*WORK TO BE COMPLETED*: Identify each line in the records below that contains the word "HEAT", and copy it.

----

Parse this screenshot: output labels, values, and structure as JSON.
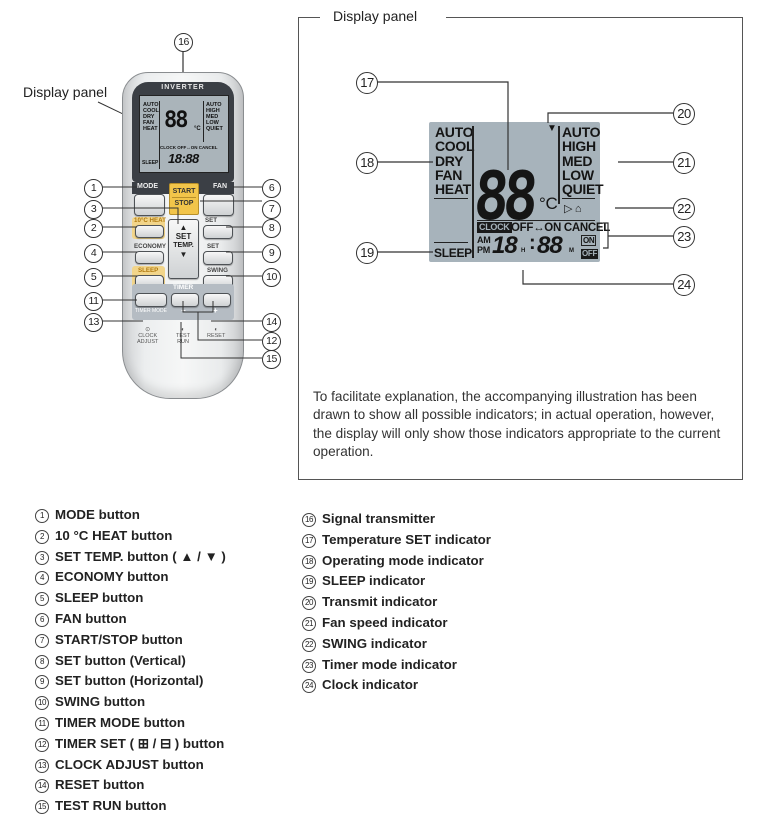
{
  "remote": {
    "label_display_panel": "Display panel",
    "brand_strip": "INVERTER",
    "buttons": {
      "mode": "MODE",
      "fan": "FAN",
      "start": "START",
      "stop": "STOP",
      "heat10": "10°C HEAT",
      "set_vertical": "SET",
      "economy": "ECONOMY",
      "set_temp_line1": "SET",
      "set_temp_line2": "TEMP.",
      "set_horizontal": "SET",
      "sleep": "SLEEP",
      "swing": "SWING",
      "timer": "TIMER",
      "timer_mode": "TIMER MODE",
      "minus": "−",
      "plus": "+",
      "clock_adjust_1": "CLOCK",
      "clock_adjust_2": "ADJUST",
      "test_run_1": "TEST",
      "test_run_2": "RUN",
      "reset": "RESET"
    },
    "mini_lcd": {
      "modes": [
        "AUTO",
        "COOL",
        "DRY",
        "FAN",
        "HEAT"
      ],
      "fans": [
        "AUTO",
        "HIGH",
        "MED",
        "LOW",
        "QUIET"
      ],
      "digits": "88",
      "unit": "°C",
      "timer_row": "CLOCK OFF↔ON CANCEL",
      "sleep": "SLEEP",
      "time": "18:88"
    },
    "callouts": [
      "1",
      "2",
      "3",
      "4",
      "5",
      "6",
      "7",
      "8",
      "9",
      "10",
      "11",
      "12",
      "13",
      "14",
      "15",
      "16"
    ]
  },
  "display_panel": {
    "title": "Display panel",
    "lcd": {
      "modes": [
        "AUTO",
        "COOL",
        "DRY",
        "FAN",
        "HEAT"
      ],
      "fans": [
        "AUTO",
        "HIGH",
        "MED",
        "LOW",
        "QUIET"
      ],
      "temp_digits": "88",
      "unit": "°C",
      "swing_icons": "▷ ⌂",
      "clock_badge": "CLOCK",
      "timer_text": "OFF↔ON CANCEL",
      "am": "AM",
      "pm": "PM",
      "hours": "18",
      "h": "H",
      "colon": ":",
      "minutes": "88",
      "m": "M",
      "on": "ON",
      "off": "OFF",
      "sleep": "SLEEP",
      "transmit_icon": "▼"
    },
    "callouts": [
      "17",
      "18",
      "19",
      "20",
      "21",
      "22",
      "23",
      "24"
    ],
    "description": "To facilitate explanation, the accompanying illustration has been drawn to show all possible indicators; in actual operation, however, the display will only show those indicators appropriate to the current operation."
  },
  "legend_left": [
    {
      "num": "1",
      "text": "MODE button"
    },
    {
      "num": "2",
      "text": "10 °C HEAT button"
    },
    {
      "num": "3",
      "text": "SET TEMP. button ( ▲ / ▼ )"
    },
    {
      "num": "4",
      "text": "ECONOMY button"
    },
    {
      "num": "5",
      "text": "SLEEP button"
    },
    {
      "num": "6",
      "text": "FAN button"
    },
    {
      "num": "7",
      "text": "START/STOP button"
    },
    {
      "num": "8",
      "text": "SET button (Vertical)"
    },
    {
      "num": "9",
      "text": "SET button (Horizontal)"
    },
    {
      "num": "10",
      "text": "SWING button"
    },
    {
      "num": "11",
      "text": "TIMER MODE button"
    },
    {
      "num": "12",
      "text": "TIMER SET ( ⊞ / ⊟ ) button"
    },
    {
      "num": "13",
      "text": "CLOCK ADJUST button"
    },
    {
      "num": "14",
      "text": "RESET button"
    },
    {
      "num": "15",
      "text": "TEST RUN button"
    }
  ],
  "legend_right": [
    {
      "num": "16",
      "text": "Signal transmitter"
    },
    {
      "num": "17",
      "text": "Temperature SET indicator"
    },
    {
      "num": "18",
      "text": "Operating mode indicator"
    },
    {
      "num": "19",
      "text": "SLEEP indicator"
    },
    {
      "num": "20",
      "text": "Transmit indicator"
    },
    {
      "num": "21",
      "text": "Fan speed indicator"
    },
    {
      "num": "22",
      "text": "SWING indicator"
    },
    {
      "num": "23",
      "text": "Timer mode indicator"
    },
    {
      "num": "24",
      "text": "Clock indicator"
    }
  ]
}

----

*RESPONSE TO THE EXERCISE*:
      "heat10": "10°C HEAT",
        "HEAT"
        "HEAT"
      "text": "10 °C HEAT button"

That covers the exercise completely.